■ GOAL OF THE EXERCISE ■
Your answer is every line of the material below in which the string "Mitheth" occurs.
+ + +
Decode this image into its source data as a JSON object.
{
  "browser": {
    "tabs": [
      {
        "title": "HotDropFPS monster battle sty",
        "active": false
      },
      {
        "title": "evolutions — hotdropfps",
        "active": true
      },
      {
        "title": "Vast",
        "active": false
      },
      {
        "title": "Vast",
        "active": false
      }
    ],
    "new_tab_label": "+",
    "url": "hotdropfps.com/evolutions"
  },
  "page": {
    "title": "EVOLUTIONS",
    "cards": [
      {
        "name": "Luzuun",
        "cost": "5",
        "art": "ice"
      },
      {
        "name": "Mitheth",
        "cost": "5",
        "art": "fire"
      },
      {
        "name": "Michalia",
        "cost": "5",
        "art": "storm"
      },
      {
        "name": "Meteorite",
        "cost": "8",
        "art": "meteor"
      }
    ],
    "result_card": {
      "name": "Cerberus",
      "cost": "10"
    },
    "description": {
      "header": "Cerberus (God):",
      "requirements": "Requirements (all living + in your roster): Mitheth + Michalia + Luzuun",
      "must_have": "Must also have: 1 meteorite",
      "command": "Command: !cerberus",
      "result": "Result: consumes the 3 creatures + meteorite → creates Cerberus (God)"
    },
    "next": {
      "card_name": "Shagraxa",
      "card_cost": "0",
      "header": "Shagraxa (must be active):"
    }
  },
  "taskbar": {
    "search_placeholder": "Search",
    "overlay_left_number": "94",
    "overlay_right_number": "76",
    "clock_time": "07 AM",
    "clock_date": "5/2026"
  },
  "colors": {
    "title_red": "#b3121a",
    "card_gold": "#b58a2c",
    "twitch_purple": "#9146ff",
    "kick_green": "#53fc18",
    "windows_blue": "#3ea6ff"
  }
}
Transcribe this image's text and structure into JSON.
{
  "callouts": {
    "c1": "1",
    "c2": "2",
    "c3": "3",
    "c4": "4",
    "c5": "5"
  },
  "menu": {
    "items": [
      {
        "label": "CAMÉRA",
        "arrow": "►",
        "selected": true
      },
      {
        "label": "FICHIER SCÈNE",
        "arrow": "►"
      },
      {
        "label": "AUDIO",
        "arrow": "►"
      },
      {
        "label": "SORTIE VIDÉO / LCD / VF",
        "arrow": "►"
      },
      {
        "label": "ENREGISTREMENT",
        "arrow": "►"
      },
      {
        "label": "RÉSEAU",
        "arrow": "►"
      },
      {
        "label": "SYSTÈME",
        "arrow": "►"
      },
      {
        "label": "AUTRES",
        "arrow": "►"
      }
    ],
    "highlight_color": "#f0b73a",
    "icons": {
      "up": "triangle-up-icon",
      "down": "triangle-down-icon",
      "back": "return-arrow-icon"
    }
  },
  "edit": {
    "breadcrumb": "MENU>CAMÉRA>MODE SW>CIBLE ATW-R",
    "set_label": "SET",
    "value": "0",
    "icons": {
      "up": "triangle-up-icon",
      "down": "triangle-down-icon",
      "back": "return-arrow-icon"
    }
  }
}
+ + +
■ YOUR SOLUTION ■
        "name": "Mitheth",
      "requirements": "Requirements (all living + in your roster): Mitheth + Michalia + Luzuun",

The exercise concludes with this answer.